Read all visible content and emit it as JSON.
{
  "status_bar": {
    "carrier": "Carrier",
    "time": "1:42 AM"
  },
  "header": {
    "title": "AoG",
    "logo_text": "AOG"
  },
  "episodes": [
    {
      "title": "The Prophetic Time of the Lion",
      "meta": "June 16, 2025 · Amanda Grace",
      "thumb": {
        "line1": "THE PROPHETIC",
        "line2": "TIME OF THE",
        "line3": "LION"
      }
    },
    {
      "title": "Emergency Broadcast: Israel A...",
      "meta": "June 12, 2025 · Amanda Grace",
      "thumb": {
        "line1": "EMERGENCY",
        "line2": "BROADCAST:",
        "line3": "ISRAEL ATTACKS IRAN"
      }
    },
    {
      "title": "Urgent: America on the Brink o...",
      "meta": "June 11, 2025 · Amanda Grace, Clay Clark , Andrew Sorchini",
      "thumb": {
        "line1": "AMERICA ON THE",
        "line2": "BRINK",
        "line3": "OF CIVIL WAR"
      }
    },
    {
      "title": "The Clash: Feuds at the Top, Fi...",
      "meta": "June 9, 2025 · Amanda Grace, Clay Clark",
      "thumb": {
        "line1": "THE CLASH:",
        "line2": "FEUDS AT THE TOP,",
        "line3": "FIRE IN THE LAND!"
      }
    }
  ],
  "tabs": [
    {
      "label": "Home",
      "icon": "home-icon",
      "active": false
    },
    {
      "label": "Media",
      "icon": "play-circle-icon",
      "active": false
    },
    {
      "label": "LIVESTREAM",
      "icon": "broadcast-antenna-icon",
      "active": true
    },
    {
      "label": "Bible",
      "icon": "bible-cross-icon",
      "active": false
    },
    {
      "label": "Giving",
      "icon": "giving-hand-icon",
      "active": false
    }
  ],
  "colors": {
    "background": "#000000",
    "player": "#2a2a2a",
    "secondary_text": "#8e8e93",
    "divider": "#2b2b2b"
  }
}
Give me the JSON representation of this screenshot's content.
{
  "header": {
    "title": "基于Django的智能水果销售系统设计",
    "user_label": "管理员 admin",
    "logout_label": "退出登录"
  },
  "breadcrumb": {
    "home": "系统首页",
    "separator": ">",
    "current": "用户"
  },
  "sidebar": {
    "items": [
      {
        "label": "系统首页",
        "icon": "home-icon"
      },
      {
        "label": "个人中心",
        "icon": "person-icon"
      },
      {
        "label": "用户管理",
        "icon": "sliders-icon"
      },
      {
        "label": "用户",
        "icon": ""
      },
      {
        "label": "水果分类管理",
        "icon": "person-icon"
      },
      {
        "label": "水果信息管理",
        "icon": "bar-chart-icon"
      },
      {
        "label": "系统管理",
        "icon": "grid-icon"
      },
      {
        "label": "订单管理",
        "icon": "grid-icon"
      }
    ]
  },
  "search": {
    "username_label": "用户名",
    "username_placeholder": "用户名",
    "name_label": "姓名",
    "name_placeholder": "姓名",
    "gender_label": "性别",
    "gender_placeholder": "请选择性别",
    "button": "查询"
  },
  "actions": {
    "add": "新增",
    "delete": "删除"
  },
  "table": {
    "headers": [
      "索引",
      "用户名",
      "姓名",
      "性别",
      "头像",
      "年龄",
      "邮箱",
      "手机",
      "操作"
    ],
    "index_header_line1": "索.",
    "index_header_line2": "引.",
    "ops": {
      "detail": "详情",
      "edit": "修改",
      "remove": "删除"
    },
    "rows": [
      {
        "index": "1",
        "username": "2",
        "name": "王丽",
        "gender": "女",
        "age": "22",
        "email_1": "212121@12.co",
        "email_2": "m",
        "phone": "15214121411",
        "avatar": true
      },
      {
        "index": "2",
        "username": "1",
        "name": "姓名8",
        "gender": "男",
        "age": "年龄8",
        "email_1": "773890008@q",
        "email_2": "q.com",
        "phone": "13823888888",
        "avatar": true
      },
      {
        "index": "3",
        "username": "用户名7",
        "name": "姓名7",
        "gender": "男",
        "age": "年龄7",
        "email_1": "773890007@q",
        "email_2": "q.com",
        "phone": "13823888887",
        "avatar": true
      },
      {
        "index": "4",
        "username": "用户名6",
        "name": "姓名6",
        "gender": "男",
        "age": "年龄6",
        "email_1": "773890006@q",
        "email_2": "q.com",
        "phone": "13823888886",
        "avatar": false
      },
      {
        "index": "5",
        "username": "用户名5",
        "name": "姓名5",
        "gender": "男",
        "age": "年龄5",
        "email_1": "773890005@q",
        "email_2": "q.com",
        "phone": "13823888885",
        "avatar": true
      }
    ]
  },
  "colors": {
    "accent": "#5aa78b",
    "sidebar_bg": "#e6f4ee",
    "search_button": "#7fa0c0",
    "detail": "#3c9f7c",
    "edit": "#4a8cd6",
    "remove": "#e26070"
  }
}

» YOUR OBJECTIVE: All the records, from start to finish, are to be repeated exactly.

» YOUR RESPONSE:
Read all visible content and emit it as JSON.
{
  "status_bar": {
    "carrier": "Carrier",
    "time": "1:42 AM"
  },
  "header": {
    "title": "AoG",
    "logo_text": "AOG"
  },
  "episodes": [
    {
      "title": "The Prophetic Time of the Lion",
      "meta": "June 16, 2025 · Amanda Grace",
      "thumb": {
        "line1": "THE PROPHETIC",
        "line2": "TIME OF THE",
        "line3": "LION"
      }
    },
    {
      "title": "Emergency Broadcast: Israel A...",
      "meta": "June 12, 2025 · Amanda Grace",
      "thumb": {
        "line1": "EMERGENCY",
        "line2": "BROADCAST:",
        "line3": "ISRAEL ATTACKS IRAN"
      }
    },
    {
      "title": "Urgent: America on the Brink o...",
      "meta": "June 11, 2025 · Amanda Grace, Clay Clark , Andrew Sorchini",
      "thumb": {
        "line1": "AMERICA ON THE",
        "line2": "BRINK",
        "line3": "OF CIVIL WAR"
      }
    },
    {
      "title": "The Clash: Feuds at the Top, Fi...",
      "meta": "June 9, 2025 · Amanda Grace, Clay Clark",
      "thumb": {
        "line1": "THE CLASH:",
        "line2": "FEUDS AT THE TOP,",
        "line3": "FIRE IN THE LAND!"
      }
    }
  ],
  "tabs": [
    {
      "label": "Home",
      "icon": "home-icon",
      "active": false
    },
    {
      "label": "Media",
      "icon": "play-circle-icon",
      "active": false
    },
    {
      "label": "LIVESTREAM",
      "icon": "broadcast-antenna-icon",
      "active": true
    },
    {
      "label": "Bible",
      "icon": "bible-cross-icon",
      "active": false
    },
    {
      "label": "Giving",
      "icon": "giving-hand-icon",
      "active": false
    }
  ],
  "colors": {
    "background": "#000000",
    "player": "#2a2a2a",
    "secondary_text": "#8e8e93",
    "divider": "#2b2b2b"
  }
}
Give me the JSON representation of this screenshot's content.
{
  "header": {
    "title": "基于Django的智能水果销售系统设计",
    "user_label": "管理员 admin",
    "logout_label": "退出登录"
  },
  "breadcrumb": {
    "home": "系统首页",
    "separator": ">",
    "current": "用户"
  },
  "sidebar": {
    "items": [
      {
        "label": "系统首页",
        "icon": "home-icon"
      },
      {
        "label": "个人中心",
        "icon": "person-icon"
      },
      {
        "label": "用户管理",
        "icon": "sliders-icon"
      },
      {
        "label": "用户",
        "icon": ""
      },
      {
        "label": "水果分类管理",
        "icon": "person-icon"
      },
      {
        "label": "水果信息管理",
        "icon": "bar-chart-icon"
      },
      {
        "label": "系统管理",
        "icon": "grid-icon"
      },
      {
        "label": "订单管理",
        "icon": "grid-icon"
      }
    ]
  },
  "search": {
    "username_label": "用户名",
    "username_placeholder": "用户名",
    "name_label": "姓名",
    "name_placeholder": "姓名",
    "gender_label": "性别",
    "gender_placeholder": "请选择性别",
    "button": "查询"
  },
  "actions": {
    "add": "新增",
    "delete": "删除"
  },
  "table": {
    "headers": [
      "索引",
      "用户名",
      "姓名",
      "性别",
      "头像",
      "年龄",
      "邮箱",
      "手机",
      "操作"
    ],
    "index_header_line1": "索.",
    "index_header_line2": "引.",
    "ops": {
      "detail": "详情",
      "edit": "修改",
      "remove": "删除"
    },
    "rows": [
      {
        "index": "1",
        "username": "2",
        "name": "王丽",
        "gender": "女",
        "age": "22",
        "email_1": "212121@12.co",
        "email_2": "m",
        "phone": "15214121411",
        "avatar": true
      },
      {
        "index": "2",
        "username": "1",
        "name": "姓名8",
        "gender": "男",
        "age": "年龄8",
        "email_1": "773890008@q",
        "email_2": "q.com",
        "phone": "13823888888",
        "avatar": true
      },
      {
        "index": "3",
        "username": "用户名7",
        "name": "姓名7",
        "gender": "男",
        "age": "年龄7",
        "email_1": "773890007@q",
        "email_2": "q.com",
        "phone": "13823888887",
        "avatar": true
      },
      {
        "index": "4",
        "username": "用户名6",
        "name": "姓名6",
        "gender": "男",
        "age": "年龄6",
        "email_1": "773890006@q",
        "email_2": "q.com",
        "phone": "13823888886",
        "avatar": false
      },
      {
        "index": "5",
        "username": "用户名5",
        "name": "姓名5",
        "gender": "男",
        "age": "年龄5",
        "email_1": "773890005@q",
        "email_2": "q.com",
        "phone": "13823888885",
        "avatar": true
      }
    ]
  },
  "colors": {
    "accent": "#5aa78b",
    "sidebar_bg": "#e6f4ee",
    "search_button": "#7fa0c0",
    "detail": "#3c9f7c",
    "edit": "#4a8cd6",
    "remove": "#e26070"
  }
}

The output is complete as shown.